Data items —
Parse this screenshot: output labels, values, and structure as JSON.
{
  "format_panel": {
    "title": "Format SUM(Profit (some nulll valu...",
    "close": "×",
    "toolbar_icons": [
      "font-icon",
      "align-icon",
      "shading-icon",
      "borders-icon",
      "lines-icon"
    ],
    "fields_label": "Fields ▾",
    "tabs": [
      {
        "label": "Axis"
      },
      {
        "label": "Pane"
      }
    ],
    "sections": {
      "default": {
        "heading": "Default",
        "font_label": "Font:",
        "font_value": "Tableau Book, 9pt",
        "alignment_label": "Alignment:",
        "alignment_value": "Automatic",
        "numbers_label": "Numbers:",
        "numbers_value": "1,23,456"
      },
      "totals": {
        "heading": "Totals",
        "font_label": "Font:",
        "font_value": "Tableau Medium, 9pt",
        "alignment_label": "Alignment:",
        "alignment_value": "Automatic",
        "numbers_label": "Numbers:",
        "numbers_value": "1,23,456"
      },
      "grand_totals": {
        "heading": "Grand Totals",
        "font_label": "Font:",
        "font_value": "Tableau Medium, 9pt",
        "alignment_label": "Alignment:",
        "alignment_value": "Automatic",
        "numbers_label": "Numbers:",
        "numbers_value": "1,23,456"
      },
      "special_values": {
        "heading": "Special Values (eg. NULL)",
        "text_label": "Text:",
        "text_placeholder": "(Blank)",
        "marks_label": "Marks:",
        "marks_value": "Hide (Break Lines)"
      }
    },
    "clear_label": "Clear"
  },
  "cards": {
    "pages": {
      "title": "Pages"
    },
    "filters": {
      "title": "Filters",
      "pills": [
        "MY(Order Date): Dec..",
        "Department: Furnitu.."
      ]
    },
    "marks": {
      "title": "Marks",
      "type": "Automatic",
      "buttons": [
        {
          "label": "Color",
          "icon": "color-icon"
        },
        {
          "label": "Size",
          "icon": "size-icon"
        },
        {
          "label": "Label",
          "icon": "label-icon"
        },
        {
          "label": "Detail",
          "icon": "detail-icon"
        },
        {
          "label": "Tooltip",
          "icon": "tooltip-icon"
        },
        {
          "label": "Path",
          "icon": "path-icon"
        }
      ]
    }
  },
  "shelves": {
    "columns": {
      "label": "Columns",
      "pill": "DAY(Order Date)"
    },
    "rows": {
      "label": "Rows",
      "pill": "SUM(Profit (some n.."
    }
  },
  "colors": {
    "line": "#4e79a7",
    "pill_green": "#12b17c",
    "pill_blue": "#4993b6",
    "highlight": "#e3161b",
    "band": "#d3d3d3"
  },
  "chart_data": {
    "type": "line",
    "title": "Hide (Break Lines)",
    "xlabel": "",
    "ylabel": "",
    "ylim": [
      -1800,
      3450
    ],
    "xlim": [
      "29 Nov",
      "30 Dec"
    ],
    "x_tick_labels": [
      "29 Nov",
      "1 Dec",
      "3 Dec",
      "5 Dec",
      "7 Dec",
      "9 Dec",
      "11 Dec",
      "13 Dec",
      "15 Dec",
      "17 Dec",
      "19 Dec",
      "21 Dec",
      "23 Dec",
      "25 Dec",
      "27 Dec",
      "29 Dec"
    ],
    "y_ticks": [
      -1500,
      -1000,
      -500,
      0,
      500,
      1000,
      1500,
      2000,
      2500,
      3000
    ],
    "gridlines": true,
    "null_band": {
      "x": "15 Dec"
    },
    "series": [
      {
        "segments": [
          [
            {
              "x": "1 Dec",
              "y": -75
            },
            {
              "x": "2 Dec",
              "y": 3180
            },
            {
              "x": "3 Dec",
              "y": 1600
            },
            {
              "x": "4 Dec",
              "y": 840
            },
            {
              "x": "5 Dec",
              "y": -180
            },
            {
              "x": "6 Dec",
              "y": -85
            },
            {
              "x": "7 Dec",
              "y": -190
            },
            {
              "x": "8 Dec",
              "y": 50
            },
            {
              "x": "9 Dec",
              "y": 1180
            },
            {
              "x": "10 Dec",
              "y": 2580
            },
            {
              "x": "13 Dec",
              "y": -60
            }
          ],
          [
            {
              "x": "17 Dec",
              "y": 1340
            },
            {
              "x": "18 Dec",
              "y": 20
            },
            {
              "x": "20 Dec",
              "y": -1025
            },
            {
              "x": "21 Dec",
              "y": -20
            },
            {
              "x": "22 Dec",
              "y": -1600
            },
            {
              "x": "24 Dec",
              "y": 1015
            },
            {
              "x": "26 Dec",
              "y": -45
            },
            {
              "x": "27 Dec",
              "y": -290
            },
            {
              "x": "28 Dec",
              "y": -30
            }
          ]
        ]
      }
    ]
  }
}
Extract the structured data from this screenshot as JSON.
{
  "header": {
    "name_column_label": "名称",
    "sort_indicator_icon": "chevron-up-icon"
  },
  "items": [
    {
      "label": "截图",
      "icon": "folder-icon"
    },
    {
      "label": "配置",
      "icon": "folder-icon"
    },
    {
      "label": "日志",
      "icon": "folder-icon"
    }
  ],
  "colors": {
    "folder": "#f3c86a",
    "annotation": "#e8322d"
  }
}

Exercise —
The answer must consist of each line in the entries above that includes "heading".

Expected answer —
        "heading": "Default",
        "heading": "Totals",
        "heading": "Grand Totals",
        "heading": "Special Values (eg. NULL)",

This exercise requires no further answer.